Sorting out some overlooked skink lizards using museum collections.

By: Dr Glenn Shea, Category: AMRI, Date: 13 Feb 2018

Pint-sized perfect

Fossicking among our collections often reaps intriguing rewards, as my colleague Dr Jan Strugnell from James Cook Uni and I have discovered

By: Dr Mandy Reid, Category: AMRI, Date: 13 Feb 2018

Looking back to move forward: traditional knowledge and genetics informs threatened species management

Knowledge from traditional owners and modern genetics has enabled improved management of the black-footed rock-wallaby in South Australia

By: Dr Mark Eldridge, Dr Sally Potter, Dr Rebecca West, Category: AMRI, Date: 12 Feb 2018

Skeleton shrimp jump out of the closet

Every day is Halloween for these tiny shrimp and visiting researcher José Guerra Garcia loves to celebrate with those in the AMRI collection 

By: Dr Stephen Keable, Dr José Guerra Garcia, Category: AMRI, Date: 07 Feb 2018

'Flying' to Brazil!

And there is certainly no shortage of flies in Brazil - all needing to be studied!

By: Dr Dan Bickel, Category: AMRI, Date: 25 Jan 2018

Eat your greens for evolutionary success

New evidence suggests that a vegetarian diet promotes evolutionary diversity in crustaceans.

By: Dr Shane Ahyong, Dr Alistair Poore, Dr Erik Sotka, Category: AMRI, Date: 12 Jan 2018

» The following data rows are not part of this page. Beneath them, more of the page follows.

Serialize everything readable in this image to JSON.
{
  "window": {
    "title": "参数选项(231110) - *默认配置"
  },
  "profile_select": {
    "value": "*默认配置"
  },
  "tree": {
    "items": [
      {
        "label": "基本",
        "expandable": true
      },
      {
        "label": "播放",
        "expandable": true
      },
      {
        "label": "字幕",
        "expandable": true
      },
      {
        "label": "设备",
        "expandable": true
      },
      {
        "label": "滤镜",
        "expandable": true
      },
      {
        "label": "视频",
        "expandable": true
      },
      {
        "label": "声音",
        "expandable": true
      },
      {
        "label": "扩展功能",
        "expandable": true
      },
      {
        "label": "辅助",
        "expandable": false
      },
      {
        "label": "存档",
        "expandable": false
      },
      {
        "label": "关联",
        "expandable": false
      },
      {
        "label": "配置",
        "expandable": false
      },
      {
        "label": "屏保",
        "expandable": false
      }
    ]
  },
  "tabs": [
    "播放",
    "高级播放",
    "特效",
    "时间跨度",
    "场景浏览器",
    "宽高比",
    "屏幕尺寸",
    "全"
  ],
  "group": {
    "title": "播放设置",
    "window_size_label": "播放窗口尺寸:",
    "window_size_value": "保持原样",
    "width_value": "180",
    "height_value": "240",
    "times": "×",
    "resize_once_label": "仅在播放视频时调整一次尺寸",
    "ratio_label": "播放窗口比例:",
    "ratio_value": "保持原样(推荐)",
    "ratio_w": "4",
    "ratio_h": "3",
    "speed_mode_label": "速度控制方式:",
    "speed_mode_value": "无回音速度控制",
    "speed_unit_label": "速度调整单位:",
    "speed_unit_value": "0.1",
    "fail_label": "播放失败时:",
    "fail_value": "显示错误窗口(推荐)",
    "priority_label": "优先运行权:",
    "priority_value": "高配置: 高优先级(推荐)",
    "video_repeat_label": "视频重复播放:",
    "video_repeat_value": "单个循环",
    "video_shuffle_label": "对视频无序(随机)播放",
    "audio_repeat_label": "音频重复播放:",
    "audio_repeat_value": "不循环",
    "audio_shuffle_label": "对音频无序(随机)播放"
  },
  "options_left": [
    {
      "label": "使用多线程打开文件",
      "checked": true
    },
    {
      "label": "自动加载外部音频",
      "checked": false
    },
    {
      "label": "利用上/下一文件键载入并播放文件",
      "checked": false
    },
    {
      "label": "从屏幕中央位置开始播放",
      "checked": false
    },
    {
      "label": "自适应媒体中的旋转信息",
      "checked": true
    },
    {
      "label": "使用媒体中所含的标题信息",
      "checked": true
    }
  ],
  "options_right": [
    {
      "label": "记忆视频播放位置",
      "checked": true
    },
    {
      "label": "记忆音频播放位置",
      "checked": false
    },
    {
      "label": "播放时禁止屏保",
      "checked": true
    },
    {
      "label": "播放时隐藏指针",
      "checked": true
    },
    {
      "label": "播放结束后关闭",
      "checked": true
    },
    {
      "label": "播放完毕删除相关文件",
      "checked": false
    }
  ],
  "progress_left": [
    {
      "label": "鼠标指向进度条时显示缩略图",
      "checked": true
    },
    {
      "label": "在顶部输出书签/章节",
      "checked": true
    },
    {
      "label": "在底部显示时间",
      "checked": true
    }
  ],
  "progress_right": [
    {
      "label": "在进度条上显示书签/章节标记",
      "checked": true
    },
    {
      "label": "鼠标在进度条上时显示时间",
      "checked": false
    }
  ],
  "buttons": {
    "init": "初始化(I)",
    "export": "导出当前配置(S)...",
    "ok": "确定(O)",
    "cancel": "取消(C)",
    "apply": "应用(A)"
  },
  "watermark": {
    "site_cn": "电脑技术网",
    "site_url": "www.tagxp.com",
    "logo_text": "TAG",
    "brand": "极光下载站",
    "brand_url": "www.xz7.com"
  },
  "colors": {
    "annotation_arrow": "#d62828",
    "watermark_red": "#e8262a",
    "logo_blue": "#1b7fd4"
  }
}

Same same but different: uncovering the cryptic diversity of Asian horned frogs

Discovering new species of horned frogs, after the fieldwork is done.

By: Benjamin Tapley, Category: AMRI, Date: 21 Dec 2017

Glitter restored – The Holtermann Nugget

Did you know we have a newly-restored replica of the largest single mass of gold ever found?

By: Ross Pogson, Category: AMRI, Date: 11 Dec 2017

Searching for giant panda…..poo

On a mountain in China a giant panda spends hours sitting eating but there is no time for us to sit when trying to understand panda diet.

By: Dr Linda Neaves, Category: AMRI, Date: 29 Nov 2017

Estuarine mussel species variation and management

Patterns of genetic variation in the native Australian mussel Xenostrobus securis show that every estuary can be evolutionarily important.

By: Dr Don Colgan, Category: AMRI, Date: 29 Nov 2017